Dubai is the other main economic centre of the United Arab Emirates. The big difference being that the hydrocarbon industry is a lot smaller. Oil and gas only represent 6 percent of Dubai’s GDP. The port of Dubai is important for the city’s economic activity, especially used by Western companies. Important sectors are tourism, the industrial sector, IT, and finance. In an attempt to change the focus of Dubai’s economy from an oil economy to a service based economy, the local government made large investments in tourism and real estate, making construction a very important sector.
Dubai’s GDP is about 47 billion Euros, which is expected to grow in 2011 by 3 to 5 percent. The unemployment rate in Dubai is around 12 percent.
Economic Environment in Doha
Doha is the economic centre of Qatar. The city’s economy is mostly a product of the region’s large oil and gas reserves. Government, however, is trying to make the switch to an economy that isn’t dependent on hydrocarbon revenue.
The real estate industry has experienced immense growth in the last couple of years, partly due to a quick increase in population. As a result construction has been growing rapidly. The most important sectors are the hydrocarbon industry, real estate, and construction.
Doha’s GDP was 80 billion Euros in 2010, and is expected to be the fastest growing city in the world in 2011, growing at a rate of 20 percent. GDP in 2011 could end up reaching 106 billion Euros. The unemployment rate is 0.5 percent.
Winner – Dubai
Dubai is the city in the Middle East that has been most successful in leading an economy that is hardly based on oil or gas. The variety of the different business sectors makes it more attractive for different type of people. Even though Doha has great potential, we feel that it still has some progress to make in terms of modernising its economy.
Overall Winner –Dubai
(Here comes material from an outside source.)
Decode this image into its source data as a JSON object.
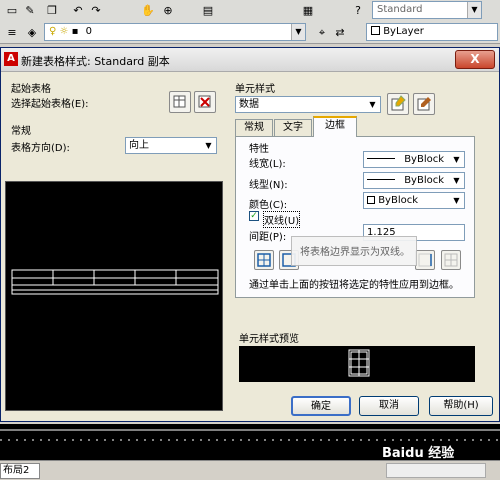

Expats in Dubai enjoy the best quality of living in the Middle East. On top of that, Dubai probably has the best economic environment in the region, having an economy that is not based on the hydrocarbon sector. Even though it is more expensive than Doha, Dubai is definitely one of the best expat locations you can find.
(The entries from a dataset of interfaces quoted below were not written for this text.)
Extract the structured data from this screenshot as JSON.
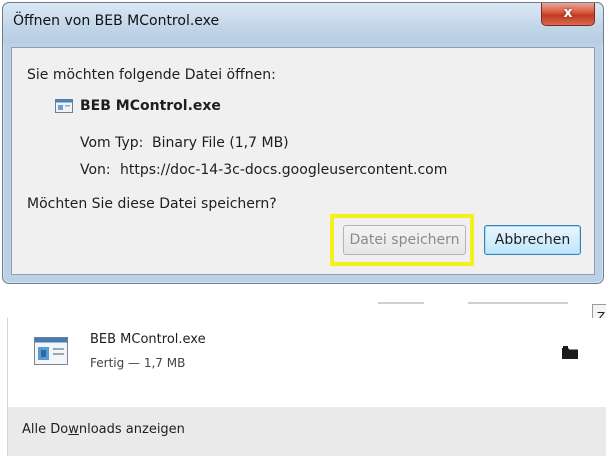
{
  "dialog": {
    "title": "Öffnen von BEB MControl.exe",
    "close_label": "x",
    "prompt": "Sie möchten folgende Datei öffnen:",
    "file_name": "BEB MControl.exe",
    "type_label": "Vom Typ:",
    "type_value": "Binary File (1,7 MB)",
    "from_label": "Von:",
    "from_value": "https://doc-14-3c-docs.googleusercontent.com",
    "question": "Möchten Sie diese Datei speichern?",
    "save_button": "Datei speichern",
    "cancel_button": "Abbrechen",
    "highlight_color": "#f2f21a"
  },
  "downloads": {
    "side_tab_label": "Z",
    "item": {
      "name": "BEB MControl.exe",
      "status": "Fertig — 1,7 MB",
      "icon": "exe-file-icon"
    },
    "folder_icon": "folder-icon",
    "footer_prefix": "Alle Do",
    "footer_underlined": "w",
    "footer_suffix": "nloads anzeigen"
  }
}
Honorary Mention –Muscat
The capital of Oman is probably far less popular than the other cities in the Arabian Peninsula. Normally the two cities from the United Arab Emirates and Qatar get all the attention. It would, however, be a mistake to overlook this charming Arabian city. The economy of Muscat is predominantly based on trade of oil and gas, dates, and fish. Muscat ranks at 100 on Mercer’s Quality of Living survey and 176th on the Cost of Living survey.
The GDP of Muscat is around 40 Billion Euros, which is expected to grow in 2011 by 3.4 percent. If you’re interested in this region of the world, you might want to take a look at Muscat as well.
For more information about living and working in some of these cities, check out our career guide on the United Arab Emirates.
That concludes our series of “Top Cities to Live and Work Abroad”. We took a look at the different continents in the world and chose the top locations for expats and foreigners to live and work abroad. If you liked this article, you might be interested in reading the other articles on North America, South America, Europe, Africa, Asia, and the Oceanic region. We hope you enjoyed the series. Make sure to keep a look the coming weeks for new blog posts from Expertise in Labour Mobility.
Joseph Cavanna, ELM Team